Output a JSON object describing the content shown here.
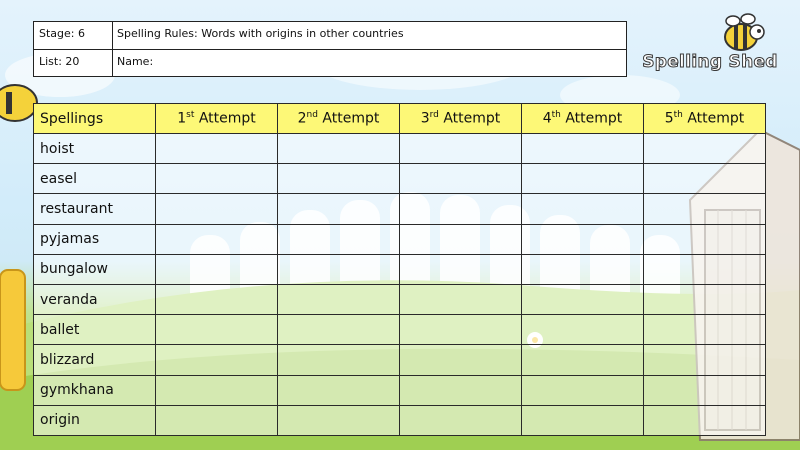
{
  "header": {
    "stage_label": "Stage: 6",
    "list_label": "List: 20",
    "rule_label": "Spelling Rules:  Words with origins in other countries",
    "name_label": "Name:"
  },
  "logo": {
    "text": "Spelling Shed",
    "icon": "bee-icon"
  },
  "table": {
    "col_spellings": "Spellings",
    "attempts": [
      {
        "num": "1",
        "sup": "st",
        "word": " Attempt"
      },
      {
        "num": "2",
        "sup": "nd",
        "word": " Attempt"
      },
      {
        "num": "3",
        "sup": "rd",
        "word": " Attempt"
      },
      {
        "num": "4",
        "sup": "th",
        "word": " Attempt"
      },
      {
        "num": "5",
        "sup": "th",
        "word": " Attempt"
      }
    ],
    "words": [
      "hoist",
      "easel",
      "restaurant",
      "pyjamas",
      "bungalow",
      "veranda",
      "ballet",
      "blizzard",
      "gymkhana",
      "origin"
    ]
  },
  "colors": {
    "header_fill": "#fdf877",
    "border": "#2a2a2a",
    "grass": "#a6d45c",
    "sky": "#d2ecfa"
  }
}
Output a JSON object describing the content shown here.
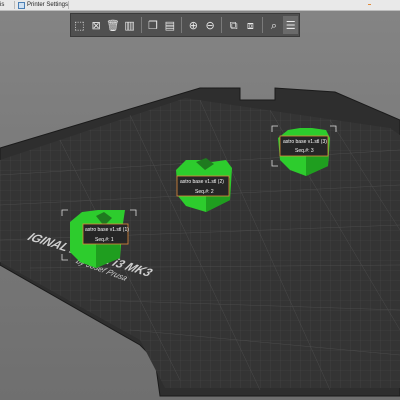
{
  "tabs": {
    "first_label": "is",
    "printer_settings": "Printer Settings"
  },
  "toolbar": {
    "buttons": [
      {
        "icon": "add-icon"
      },
      {
        "icon": "delete-icon"
      },
      {
        "icon": "delete-all-icon"
      },
      {
        "icon": "arrange-icon"
      },
      {
        "icon": "copy-icon"
      },
      {
        "icon": "paste-icon"
      },
      {
        "icon": "add-instance-icon"
      },
      {
        "icon": "remove-instance-icon"
      },
      {
        "icon": "split-objects-icon"
      },
      {
        "icon": "split-parts-icon"
      },
      {
        "icon": "search-icon"
      },
      {
        "icon": "layers-icon"
      }
    ]
  },
  "bed": {
    "brand_text": "IGINAL PRUSA i3 MK3",
    "byline_text": "by Josef Prusa"
  },
  "objects": [
    {
      "name": "astro base v1.stl (1)",
      "seq": "Seq.#: 1"
    },
    {
      "name": "astro base v1.stl (2)",
      "seq": "Seq.#: 2"
    },
    {
      "name": "astro base v1.stl (3)",
      "seq": "Seq.#: 3"
    }
  ],
  "colors": {
    "object_green": "#2dcc2d",
    "bed_dark": "#2b2b2b",
    "label_border": "#e08a3c"
  }
}
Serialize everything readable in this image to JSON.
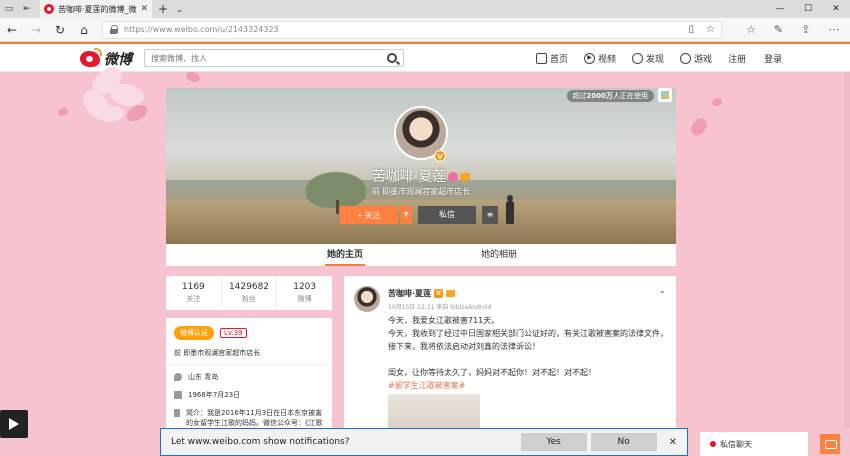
{
  "browser": {
    "tab_title": "苦咖啡·夏莲的微博_微博",
    "url_domain": "https://www.weibo.com",
    "url_path": "/u/2143324323"
  },
  "header": {
    "logo_text": "微博",
    "search_placeholder": "搜索微博、找人",
    "nav": [
      {
        "label": "首页",
        "icon": "home-icon"
      },
      {
        "label": "视频",
        "icon": "video-icon"
      },
      {
        "label": "发现",
        "icon": "compass-icon"
      },
      {
        "label": "游戏",
        "icon": "game-icon"
      }
    ],
    "register": "注册",
    "login": "登录"
  },
  "profile": {
    "live_badge_pre": "超过",
    "live_badge_num": "2000万",
    "live_badge_post": "人正在使用",
    "name": "苦咖啡·夏莲",
    "description": "前 即墨市观澜宫家超市店长",
    "follow_label": "+ 关注",
    "message_label": "私信",
    "tabs": [
      "她的主页",
      "她的相册"
    ]
  },
  "stats": [
    {
      "num": "1169",
      "label": "关注"
    },
    {
      "num": "1429682",
      "label": "粉丝"
    },
    {
      "num": "1203",
      "label": "微博"
    }
  ],
  "info": {
    "verified": "微博认证",
    "level": "Lv.39",
    "intro": "前 即墨市观澜宫家超市店长",
    "location": "山东 青岛",
    "birthday": "1968年7月23日",
    "bio": "简介：我是2016年11月3日在日本东京被害的女留学生江歌的妈妈。微信公众号：《江歌妈"
  },
  "post": {
    "author": "苦咖啡·夏莲",
    "meta": "10月15日 22:11 来自 biblzaAndroid",
    "lines": [
      "今天，我爱女江歌被害711天。",
      "今天，我收到了经过中日国家相关部门公证好的，有关江歌被害案的法律文件，",
      "接下来，我将依法启动对刘鑫的法律诉讼！",
      "",
      "闺女，让你等待太久了，妈妈对不起你！对不起！对不起！"
    ],
    "hashtag": "#留学生江歌被害案#"
  },
  "notification": {
    "message": "Let www.weibo.com show notifications?",
    "yes": "Yes",
    "no": "No"
  },
  "chat_label": "私信聊天"
}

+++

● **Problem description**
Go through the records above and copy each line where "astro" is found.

● **Answer space**
      "name": "astro base v1.stl (1)",
      "name": "astro base v1.stl (2)",
      "name": "astro base v1.stl (3)",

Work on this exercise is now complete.